Senate Democrats led by New Hampshire Sen. Jeanne Shaheen are pushing legislation that would enhance the value of and eligibly for the Affordable Care Act’s cost-sharing reductions (CSRs) and permanently fund the program, thus eliminating the need for the “silver-loading” workaround that insurers crafted after the Trump administration ended direct payments to reimburse their costs for the subsidies in 2017.
The Improving Health Care Affordability Act, introduced March 1, also would also make permanent the ACA premium tax credit enhancements in the soon-to-be-enacted COVID-19 relief bill.
And the Senate Democrats’ bill would lift the actuarial value of the ACA subsides from 70% to 80% by linking the premium tax credits to the gold-level instead of silver-level plans.
The legislation would insure another 4.5 million people, according to the Urban Institute economist Linda Blumberg.
Additionally, the bill would save households -- including those that received no subsidies under current law - an average $1,400 per year, Blumberg says. Federal spending would increase by about $350 billion over a decade, Blumberg estimates.
Blumberg and colleagues recently published a paper simulating five policy changes that, like Shaheen’s bill, would increase the ACA’s premium tax credits and the CSRs. Shaheen’s bill is a bit more generous than the options modeled by Urban, which is why Blumberg expects larger enrollment, more household savings and a slightly higher price over 10 years.
Urban experts also point out that the bill could be implemented quickly since it only requires a change in the computation of subsidies and eligibility -- the structure is already place.
Shaheen’s bill also would end the “silver-loading” work-around in a way that does not harm consumers.
Under the ACA, certain silver-level plans are required to reduce out-of-pocket costs for consumers that earn from 100 to 250 percent of poverty. The Obama administration reimbursed plans directly for the costs of those spending reductions, but GOP lawmakers claimed the allocations were illegal without a formal appropriation. After various legal proceedings, in 2017 the Trump administration stopped paying the CSRs.
But, as Blumberg says: If the goal was to undermine the ACA, ending the CSRs did not have that effect.
In 2016, she had modeled what might happen if the direct reimbursements for CSRs were ended. The aftermath happened as Blumberg predicted: Insurers and state regulators quickly crafted a workaround in which insurers increased premiums on their silver-level products to make up for the loss of direct payments. And since subsidies are based on the second lower-cost silver-level product, the larger premiums resulted in larger tax credits for everyone. Millions of Americans were eligible for zero-dollar bronze plans, lower-cost silver plans and in some cases gold products -- and federal spending on subsidies also went up.

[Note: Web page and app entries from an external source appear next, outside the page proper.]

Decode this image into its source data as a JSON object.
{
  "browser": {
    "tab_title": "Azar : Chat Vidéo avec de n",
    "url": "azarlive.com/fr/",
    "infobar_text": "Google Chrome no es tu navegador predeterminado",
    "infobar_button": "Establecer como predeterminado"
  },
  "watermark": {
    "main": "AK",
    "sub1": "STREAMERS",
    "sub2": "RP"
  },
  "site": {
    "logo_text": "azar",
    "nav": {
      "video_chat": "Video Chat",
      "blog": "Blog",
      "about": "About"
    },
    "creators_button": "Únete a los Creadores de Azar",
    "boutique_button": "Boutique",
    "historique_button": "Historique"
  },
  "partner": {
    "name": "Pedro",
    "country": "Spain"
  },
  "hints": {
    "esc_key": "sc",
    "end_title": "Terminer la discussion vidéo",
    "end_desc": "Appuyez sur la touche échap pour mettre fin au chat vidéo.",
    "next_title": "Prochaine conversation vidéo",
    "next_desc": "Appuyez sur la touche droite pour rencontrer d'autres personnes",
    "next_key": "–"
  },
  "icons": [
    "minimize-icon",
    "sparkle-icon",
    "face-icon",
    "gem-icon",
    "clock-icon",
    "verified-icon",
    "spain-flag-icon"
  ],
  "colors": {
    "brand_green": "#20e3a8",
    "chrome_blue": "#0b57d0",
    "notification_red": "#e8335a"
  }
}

Later, when the Trump administration considered barring insurers from silver-loading to save federal money, ACA advocates who had been angry over the decision to end CSRs pivoted to defend the practice. Ending silver-loading would hike premiums for low-income enrollees and reduce enrollment numbers, they argued.
Shaheen’s bill is structured to more efficiently spend federal dollars so that nobody would be worse off under the bill than under the status quo, says Stan Dorn of Families USA, which has endorsed the legislation. The ACA made incredible progress, but this bill would go a long way toward fixing the job, he adds.
He points to Kaiser Family Foundation data on 2021 ACA plans, which indicate that under Shaheen’s bill, people earning from 200 -250% of the FPL could switch from a plan with a $4,800 deductible to one with an $800 deductible -- with no additional premium costs.
It is exciting to see this serious attempt to make health care coverage more affordable, he says.
Shaheen’s Improving Health Care Affordability Act would permanently extend the ACA premium tax credit increases that passed as part of the American Rescue Package.
It also would expand CSRs to everyone earning up to 400% of poverty. For enrollees earning up to 200% FPL, the CSRs would hike the actuarial value of their plan from 80% up to 95%. Enrollees earning 200%-300% of FPL would have plans with a 90% AV and those earning from 300%-400% of FPL would get their plan value boosted to 85% AV.
In addition to Shaheen, the bill is sponsored by Sens. Tammy Baldwin (D-WI), Bob Casey (D-PA), Michael Bennet (D-CO), Maggie Hassan (D-NH), Richard Blumenthal (D-CT), Jack Reed (D-RI), Catherine Cortez Masto (D-NV), Debbie Stabenow (D-MI), Tina Smith (D-MN), Jon Tester (D-MT), Chris Murphy (D-CT), Ben Cardin (D-MD), Jacky Rosen (D-NV), Amy Klobuchar (D-MN) and Tim Kaine (D-VA).The bill has been endorsed by Families USA, Protect Our Care, and the National Partnership for Women & Families.